Does The Ultimate Fighter Have Legs Anymore?
I'm not just talking about the jelly legs of all the no-stamina heavyweights dotting the show. Rather, this season of TUF banked on two quantities: a grudge match between "Rampage" Jackson and Rashad Evans, who seem to legitimate want to eat each other's throats, and of course, the return to relevance of Kimbo Slice. Neither panned out. Jackson's moviestar fantasies left Rashad hanging and, as happened to EliteXC, Kimbo's MMA prowess couldn't support his marketing push. With both those storylines down the tubs - whoops! Was thinking about Roy Nelson! Meant "tubes" - we were left with a conga line of snoozer matches that made the coaches' beach volleyball match the most compelling athletic competition to air this season.
It's not only the embarrassing cardio that makes me think TUF needs an overhaul. It's the format, which after ten seasons has grown brutally stale. We've seen every possible house antic, every training storyline, and the best classes of fighters from the show are still the first two (Griffin and top contender Diego Sanchez from the first season; Evans and Joe Stevenson from the second).
I'd borrow from two successful recent boxing initiatives: the Super Six tournament and HBO's 24/7 series. Put TUF on the shelf for a year, then give us a small (4, 6, or 8 fighter) tournament of contenders. Have it at 170 or 185, where the competition beneath GSP and Silva could really use some hype (plus a possible juicy AKA vs. AKA storyline), and then follow them with cameras and take us inside their camps. Give us an eye on the personal lives of the fighters and what being a UFC fighter is really about, which is something that hasn't really been explored much on air. The matches would be quality, there's plenty of potential for drama, and it would hold my attention far more than two fatties rumbling at each other for five minutes and spending the next five gassed.
Whither The Heavyweights In UFC?
Swine flu. Knee surgeries. Severe staph. Crazy Canadian bacterial infections. The UFC's heavyweight division is a mistaken lupus diagnosis and a painkiller addiction (which apparently is a welterweight problem) away from being an episode of House right now.
While Fedor had a great month, almost every other major heavyweight - the entire top of UFC's roster at 265 - went down with injuries or sickness.

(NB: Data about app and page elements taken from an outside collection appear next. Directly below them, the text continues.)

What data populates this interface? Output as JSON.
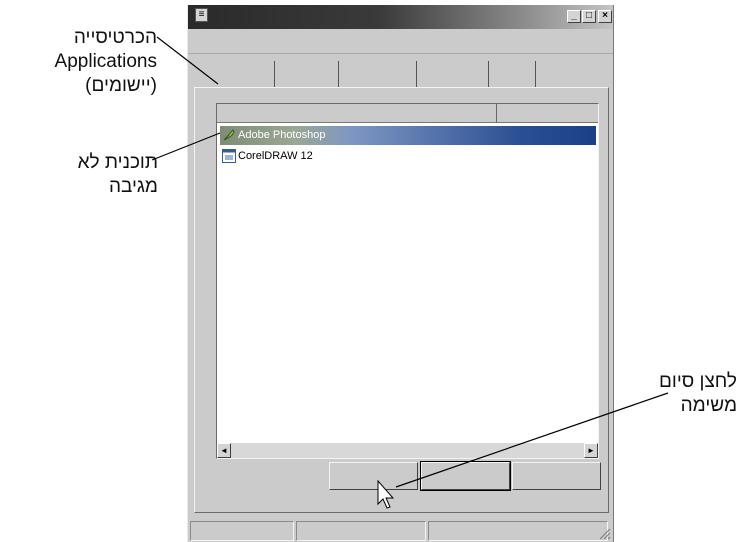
{
  "window": {
    "caption_buttons": [
      "_",
      "□",
      "×"
    ],
    "tabs_count": 6,
    "list_items": [
      {
        "name": "Adobe Photoshop",
        "selected": true,
        "icon": "feather-icon"
      },
      {
        "name": "CorelDRAW 12",
        "selected": false,
        "icon": "app-window-icon"
      }
    ],
    "scroll_left": "◄",
    "scroll_right": "►"
  },
  "callouts": {
    "applications_tab": [
      "הכרטיסייה",
      "Applications",
      "(יישומים)"
    ],
    "not_responding": [
      "תוכנית לא",
      "מגיבה"
    ],
    "end_task_button": [
      "לחצן סיום",
      "משימה"
    ]
  },
  "colors": {
    "window_bg": "#cbcbcb",
    "selection_start": "#8a9a85",
    "selection_end": "#1c3f88"
  }
}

The most severe case is obviously that of Brock Lesnar, the resumption of whose career may still be touch-and-go. I'd link to the news, but nobody seems to know anything for certain yet.
Prior to late last year the conventional wisdom was that UFC's heavyweight division was the weakest of their weight classes. Then a funny thing happened: things got really good. Couture, Antonio Rodrigo Nogueira, Brock Lesnar and Frank Mir all established themselves solidly and greener fighters like Shane Carwin, Cain Velasquez and Junior dos Santos all made names for themselves. And after the coronation of Lesnar and a fight of the year contender with Couture-Nog, the apocalypse hit and now only three of those seven fighters are walking around healthy. It's a rollercoaster: UFC's heavyweight division has gone from a joke to a party to a mess.